Bad data : why we measure the wrong things and often miss the metrics that matter / Peter Schryvers. (Text)Call no.: QA76.9.Q36 S37 2020Publication: Guilford, Connecticut : Prometheus Books, c2020Description: xxiii, 323 pISBN: 9781633885905 (hardcover); 1633885909 (hardcover)Subject(s): Quantitative research -- EvaluationPerformance -- MeasurementLOC classification: QA76.9.Q36 | S37 2020
|Book||Professor Sangvian Indaravijaya Library||General Books||General Stacks||QA76.9.Q36 S37 2020 (เรียกดูชั้นหนังสือ)||ยืมออก||31/01/2021||31379008337579|
Includes bibliographical references and index.
Introduction -- Teaching to the test: Goodhart's Law and the paradox of metrics -- The ins and outs: the logic model and program evaluation -- The long and short of it: intertemporal problems and undervaluing time -- The problem of per: denominator errors -- The forest and the trees: simplifying complex systems -- Apples and oranges: ignoring differing qualities -- Not everything that can be counted counts: the lamppost problem -- Not everything that counts can be counted: measuring what matters -- The measure of metrics -- Gateways not yardsticks.

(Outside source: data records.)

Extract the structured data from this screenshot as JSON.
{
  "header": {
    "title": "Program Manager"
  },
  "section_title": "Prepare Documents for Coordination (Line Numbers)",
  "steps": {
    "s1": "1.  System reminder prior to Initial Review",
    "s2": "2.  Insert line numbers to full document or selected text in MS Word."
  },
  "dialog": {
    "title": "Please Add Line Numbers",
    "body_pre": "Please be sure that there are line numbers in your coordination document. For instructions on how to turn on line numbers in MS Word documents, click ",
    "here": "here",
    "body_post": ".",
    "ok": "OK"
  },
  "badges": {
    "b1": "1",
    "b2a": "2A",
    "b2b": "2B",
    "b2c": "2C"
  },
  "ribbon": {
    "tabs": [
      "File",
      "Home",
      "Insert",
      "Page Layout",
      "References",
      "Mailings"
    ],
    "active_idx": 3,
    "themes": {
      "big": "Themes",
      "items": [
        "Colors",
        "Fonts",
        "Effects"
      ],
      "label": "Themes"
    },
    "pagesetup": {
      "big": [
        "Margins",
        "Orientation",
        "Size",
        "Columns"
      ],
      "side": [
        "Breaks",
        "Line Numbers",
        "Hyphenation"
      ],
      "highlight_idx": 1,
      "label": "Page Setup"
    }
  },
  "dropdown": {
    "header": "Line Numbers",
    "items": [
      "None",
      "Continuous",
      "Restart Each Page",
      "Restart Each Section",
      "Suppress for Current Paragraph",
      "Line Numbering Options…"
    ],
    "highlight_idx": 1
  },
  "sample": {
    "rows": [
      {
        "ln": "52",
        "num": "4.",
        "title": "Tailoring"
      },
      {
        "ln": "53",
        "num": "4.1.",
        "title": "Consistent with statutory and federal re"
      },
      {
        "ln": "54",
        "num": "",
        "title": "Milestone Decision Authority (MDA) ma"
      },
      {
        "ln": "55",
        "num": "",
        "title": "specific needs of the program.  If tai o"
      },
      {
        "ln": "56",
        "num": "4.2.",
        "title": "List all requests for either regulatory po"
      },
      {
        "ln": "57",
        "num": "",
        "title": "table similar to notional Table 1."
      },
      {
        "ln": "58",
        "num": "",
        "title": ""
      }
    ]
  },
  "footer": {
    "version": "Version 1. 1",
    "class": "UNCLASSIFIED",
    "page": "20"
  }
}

"Big data is often touted as the key to understanding almost every aspect of contemporary life. This critique of "information hubris" shows that even more important than data is finding the right metrics to evaluate it. The author, an expert in environmental design and city planning, examines the many ways in which we measure ourselves and our world. He dissects the metrics we apply to health, worker productivity, our children's education, the quality of our environment, the effectiveness of leaders, the dynamics of the economy, and the overall well-being of the planet. Among the areas where the wrong metrics have led to poor outcomes, he cites the fee-for-service model of health care, corporate cultures that emphasize time spent on the job while overlooking key productivity measures, overreliance on standardized testing in education to the detriment of authentic learning, and a blinkered focus on carbon emissions, which underestimates the impact of industrial damage to our natural world. He also examines various communities and systems that have achieved better outcomes by adjusting the ways in which they measure data. The best results are attained by those that have learned not only what to measure and how to measure it, but what it all means. By highlighting the pitfalls inherent in data analysis, this illuminating book reminds us that not everything that can be counted really counts."--